Vs. 24, 25 give a good description of Christian love. It’s not a “hands-off, pat-you-on-the back” regardless of how you live or what you believe. True love cares enough to confront those things which are not in line with Scripture. In the culture in which we live, this has become vitally important. Today it’s all about “inter-faith” dialogue and cooperation. This is simply the fruition of the “ecumenical movement” begun decades ago. Paul addressed this situation in a church which prided itself on its “tolerance:” Do not be unequally yoked together with unbelievers. For what fellowship [interests-in-common] has righteousness with lawlessness? And what communion has light with darkness? And what accord has Christ with Belial? Or what part has a believer with an unbeliever? 2 Corinthians 6:14, 15. How can those who say they believe in the crucifixion of the Lord Jesus “cooperate” with those which deny Him or teach that the Cross is a “monstrous falsehood”?
3. Pursuit, v. 26.
Without wishing to lapse into the heresy that salvation can be lost, let us at the same time strongly emphasize the Biblical teaching that grave responsibilities are entered into by those who profess the name of the Lord Jesus. We are dealing with eternal issues in Christianity, issues which will save or damn men’s souls. It is never just a matter of opinion: “That’s what you believe,” or “It doesn’t matter what you believe.” Nor is it simply a matter of opportunity: “Well, yes, I believe in Jesus, but there are too many other things I have to take care of.” Christianity is a matter of “orthodoxy,” which is not what the church or scholars or theologians say it is, but what God says it is. It’s not about this or that “church” or this or that denomination.
And “orthodoxy” contains serious warnings. There is one in v. 26.

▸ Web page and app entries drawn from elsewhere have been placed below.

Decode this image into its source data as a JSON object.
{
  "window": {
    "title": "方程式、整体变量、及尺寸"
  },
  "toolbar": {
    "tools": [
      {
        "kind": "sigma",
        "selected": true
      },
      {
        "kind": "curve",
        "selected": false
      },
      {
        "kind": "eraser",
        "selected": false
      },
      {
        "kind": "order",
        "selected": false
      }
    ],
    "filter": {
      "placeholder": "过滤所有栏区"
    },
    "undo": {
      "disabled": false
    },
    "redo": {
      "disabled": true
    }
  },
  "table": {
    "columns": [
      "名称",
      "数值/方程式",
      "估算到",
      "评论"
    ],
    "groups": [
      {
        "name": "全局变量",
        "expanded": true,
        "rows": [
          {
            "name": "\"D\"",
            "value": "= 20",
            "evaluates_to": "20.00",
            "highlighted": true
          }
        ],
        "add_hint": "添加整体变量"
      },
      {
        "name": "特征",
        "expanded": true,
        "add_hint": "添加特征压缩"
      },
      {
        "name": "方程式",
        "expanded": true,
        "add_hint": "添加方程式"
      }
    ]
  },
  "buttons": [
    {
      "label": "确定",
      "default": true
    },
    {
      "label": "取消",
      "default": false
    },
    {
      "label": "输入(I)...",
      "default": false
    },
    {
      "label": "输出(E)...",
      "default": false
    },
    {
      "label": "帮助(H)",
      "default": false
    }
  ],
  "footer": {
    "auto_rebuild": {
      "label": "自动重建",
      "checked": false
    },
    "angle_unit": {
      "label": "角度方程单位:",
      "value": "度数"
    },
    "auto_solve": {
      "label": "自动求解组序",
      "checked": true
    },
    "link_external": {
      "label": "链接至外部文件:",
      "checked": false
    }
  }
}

Verse 26 follows v. 25 and shows that “forsaking the assembly” isn’t about an occasional absence from church. It refers to a habitual and deliberate turning away from the church. However, this is more than just about church “attendance.” The warnings in Hebrews are connected and cumulative. The first warning deals with “drifting” with regard to the Word of God. Hebrews warns against a casual and complacent attitude toward the truths of Scripture, something which even “churches” are capable of, and guilty of. Too many are concerned more with personalities or programs than they are with the proclamation of the truths of God Word. The danger of such “drifting” is that it leads to damnation, as we see here. We’re not talking about the loss of salvation. The person or church which develops a “take-it-or-leave-it ” attitude with reference to the teachings of God’s Word gives evidence that they were never His to begin with.